ASSIGNMENT –
Using the listing that follows, filter out every line lacking the string "user" and return the rest.

DATA SECTION –
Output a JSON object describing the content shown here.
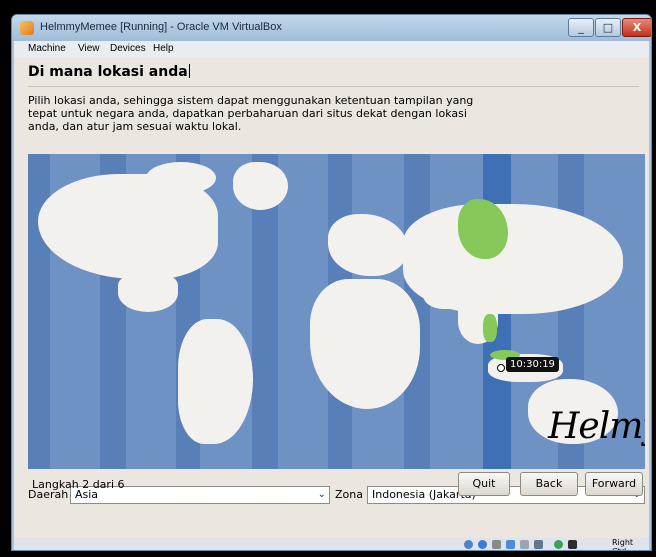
{
  "window": {
    "title": "HelmmyMemee [Running] - Oracle VM VirtualBox",
    "minimize_label": "_",
    "maximize_label": "□",
    "close_label": "X"
  },
  "menu": {
    "items": [
      "Machine",
      "View",
      "Devices",
      "Help"
    ]
  },
  "installer": {
    "heading": "Di mana lokasi anda",
    "description": "Pilih lokasi anda, sehingga sistem dapat menggunakan ketentuan tampilan yang tepat untuk negara anda, dapatkan perbaharuan dari situs dekat dengan lokasi anda, dan atur jam sesuai waktu lokal.",
    "map": {
      "time": "10:30:19",
      "signature": "Helmy"
    },
    "region_label": "Daerah",
    "region_value": "Asia",
    "zone_label": "Zona",
    "zone_value": "Indonesia (Jakarta)",
    "step_text": "Langkah 2 dari 6",
    "buttons": {
      "quit": "Quit",
      "back": "Back",
      "forward": "Forward"
    }
  },
  "statusbar": {
    "host_key": "Right Ctrl"
  }
}
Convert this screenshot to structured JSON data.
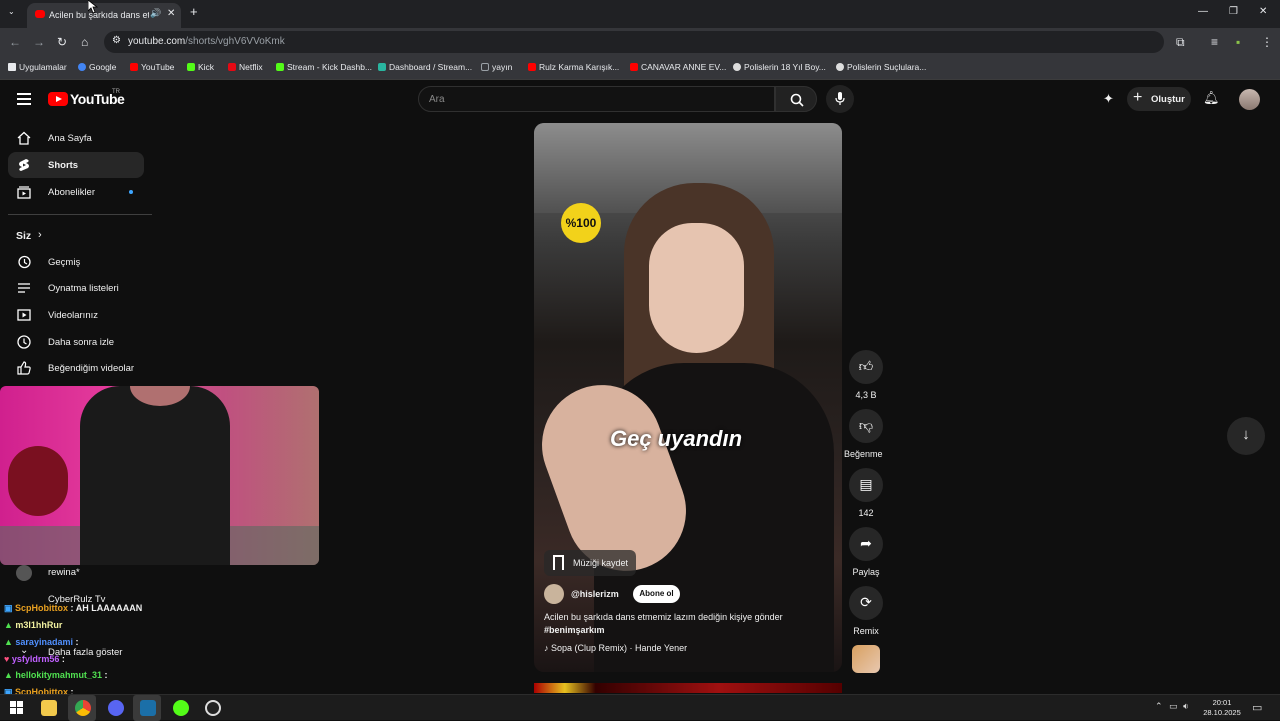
{
  "browser": {
    "tab_title": "Acilen bu şarkıda dans etmemiz lazım",
    "sound_icon": "speaker-icon",
    "url_host": "youtube.com",
    "url_path": "/shorts/vghV6VVoKmk",
    "bookmarks": [
      {
        "label": "Uygulamalar",
        "color": "#ffffff"
      },
      {
        "label": "Google",
        "color": "#4285f4"
      },
      {
        "label": "YouTube",
        "color": "#ff0000"
      },
      {
        "label": "Kick",
        "color": "#53fc18"
      },
      {
        "label": "Netflix",
        "color": "#e50914"
      },
      {
        "label": "Stream - Kick Dashb...",
        "color": "#53fc18"
      },
      {
        "label": "Dashboard / Stream...",
        "color": "#29b6a0"
      },
      {
        "label": "yayın",
        "color": "#9aa0a6"
      },
      {
        "label": "Rulz Karma Karışık...",
        "color": "#ff0000"
      },
      {
        "label": "CANAVAR ANNE EV...",
        "color": "#ff0000"
      },
      {
        "label": "Polislerin 18 Yıl Boy...",
        "color": "#dddddd"
      },
      {
        "label": "Polislerin Suçlulara...",
        "color": "#dddddd"
      }
    ]
  },
  "youtube": {
    "logo_text": "YouTube",
    "country_code": "TR",
    "search_placeholder": "Ara",
    "create_label": "Oluştur"
  },
  "sidebar": {
    "items": [
      {
        "label": "Ana Sayfa",
        "icon": "home-icon"
      },
      {
        "label": "Shorts",
        "icon": "shorts-icon"
      },
      {
        "label": "Abonelikler",
        "icon": "subscriptions-icon"
      }
    ],
    "you_section": "Siz",
    "you_items": [
      {
        "label": "Geçmiş",
        "icon": "history-icon"
      },
      {
        "label": "Oynatma listeleri",
        "icon": "playlists-icon"
      },
      {
        "label": "Videolarınız",
        "icon": "your-videos-icon"
      },
      {
        "label": "Daha sonra izle",
        "icon": "watch-later-icon"
      },
      {
        "label": "Beğendiğim videolar",
        "icon": "liked-icon"
      }
    ],
    "sub_partial": [
      "rewina*",
      "CyberRulz Tv",
      "Daha fazla göster"
    ]
  },
  "chat": [
    {
      "user": "ScpHobittox",
      "msg": ": AH LAAAAAAN",
      "color": "#e8a020"
    },
    {
      "user": "m3l1hhRur",
      "msg": "",
      "color": "#f0f0a0"
    },
    {
      "user": "sarayinadami",
      "msg": ":",
      "color": "#5090ff"
    },
    {
      "user": "ysfyldrm56",
      "msg": ":",
      "color": "#c060ff"
    },
    {
      "user": "hellokitymahmut_31",
      "msg": ":",
      "color": "#50e050"
    },
    {
      "user": "ScpHobittox",
      "msg": ":",
      "color": "#e8a020"
    }
  ],
  "short": {
    "overlay_logo": "%100",
    "caption": "Geç uyandın",
    "save_music": "Müziği kaydet",
    "channel": "@hislerizm",
    "subscribe": "Abone ol",
    "description": "Acilen bu şarkıda dans etmemiz lazım dediğin kişiye gönder",
    "hashtag": "#benimşarkım",
    "song": "Sopa (Clup Remix) · Hande Yener"
  },
  "actions": {
    "likes": "4,3 B",
    "dislike": "Beğenme",
    "comments": "142",
    "share": "Paylaş",
    "remix": "Remix"
  },
  "taskbar": {
    "time": "20:01",
    "date": "28.10.2025"
  }
}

ANSWER FOR THE TASK –
      "user": "ScpHobittox",
      "user": "m3l1hhRur",
      "user": "sarayinadami",
      "user": "ysfyldrm56",
      "user": "hellokitymahmut_31",
      "user": "ScpHobittox",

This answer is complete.